The first picture in his Rester vivant exhibition shows a angry reddish dusk seen from his apartment. A line from of his one of his poems: “Il est temps de faire vos jeux” (“It’s time to place your bets”) is superimposed onto the gory sky. Another image, France #014 (1994), shows the word “Europe” carved in concrete. With Houellebecq, the timing is always significant. Place your bets.

Irlande


Nobody does Eurovision like Sweden does Eurovision

Saturday, 14 May, 2016 0 Comments

Vikings, IKEA, Absolut Vodka, ABBA, Stieg Larsson, H&M… The Swedes are good at lots of things. Then, there’s the Melodifestivalen, the national event through which Sweden’s representative for the Eurovision Song Contest is selected. Held every February and March, it unites the country during the long winter nights and offers endless opportunities for small talk during the ritual morning fika at the office.
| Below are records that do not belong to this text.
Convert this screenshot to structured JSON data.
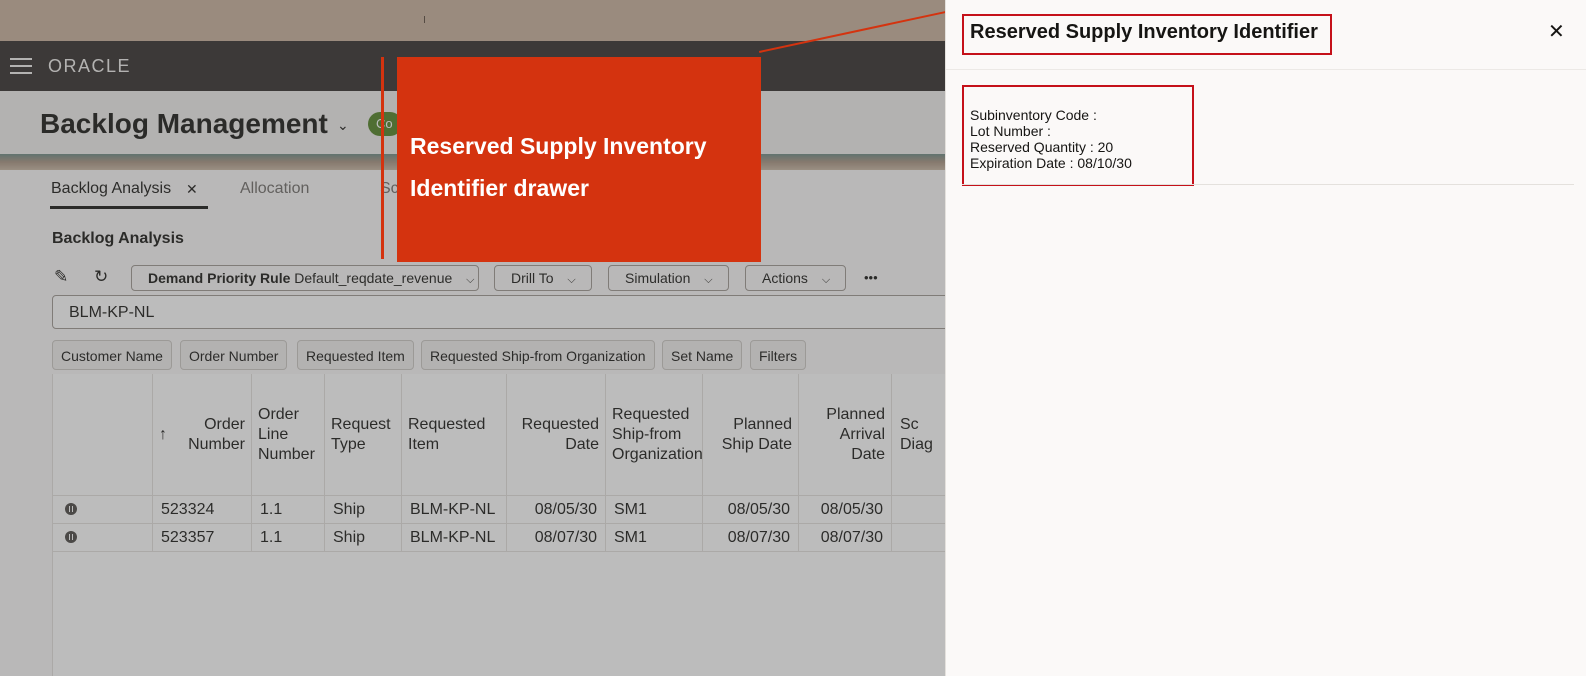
{
  "app": {
    "logo": "ORACLE",
    "page_title": "Backlog Management",
    "status_pill": "Co"
  },
  "tabs": [
    {
      "label": "Backlog Analysis"
    },
    {
      "label": "Allocation"
    },
    {
      "label": "Sc"
    }
  ],
  "section_title": "Backlog Analysis",
  "toolbar": {
    "demand_rule_label": "Demand Priority Rule",
    "demand_rule_value": "Default_reqdate_revenue",
    "drill_to": "Drill To",
    "simulation": "Simulation",
    "actions": "Actions",
    "more": "•••"
  },
  "search": {
    "value": "BLM-KP-NL"
  },
  "chips": [
    "Customer Name",
    "Order Number",
    "Requested Item",
    "Requested Ship-from Organization",
    "Set Name",
    "Filters"
  ],
  "table": {
    "sort_indicator": "↑",
    "headers": [
      "Order Number",
      "Order Line Number",
      "Request Type",
      "Requested Item",
      "Requested Date",
      "Requested Ship-from Organization",
      "Planned Ship Date",
      "Planned Arrival Date",
      "Sc Diag"
    ],
    "rows": [
      [
        "523324",
        "1.1",
        "Ship",
        "BLM-KP-NL",
        "08/05/30",
        "SM1",
        "08/05/30",
        "08/05/30",
        ""
      ],
      [
        "523357",
        "1.1",
        "Ship",
        "BLM-KP-NL",
        "08/07/30",
        "SM1",
        "08/07/30",
        "08/07/30",
        ""
      ]
    ]
  },
  "callout": {
    "line1": "Reserved Supply Inventory",
    "line2": "Identifier drawer"
  },
  "drawer": {
    "title": "Reserved Supply Inventory Identifier",
    "details": [
      "Subinventory Code :",
      "Lot Number :",
      "Reserved Quantity : 20",
      "Expiration Date : 08/10/30"
    ]
  },
  "colors": {
    "callout": "#d4330f",
    "highlight_border": "#c5111a",
    "navbar": "#312d2a",
    "status_pill": "#508223"
  },
  "icons": [
    "hamburger-icon",
    "title-chevron-icon",
    "tab-close-icon",
    "edit-icon",
    "refresh-icon",
    "chevron-down-icon",
    "more-icon",
    "sort-ascending-icon",
    "row-status-icon",
    "close-icon"
  ]
}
The Swedes are especially good at hosting the Eurovision Song Contest, so we’re in for a delight from Stockholm tonight. A hint was provided in the interval of the second semi-final on Thursday evening with a show that took the audience through the history of modern dance, but with a very Swedish touch. Three humans were joined by three assembly-line robots in a medley that paid homage to ’70s disco (Bee Gee-style), a Thriller zombie routine, 50 Cent’s In Da Club and a version of Beyonce’s Single Ladies. The hosts described the performance as exploring the “contrasts that divide and the similarities we share with our metallic friends.” The Swedes share the same planet with the rest of us, but they are in a world of their own when it comes to Eurovision.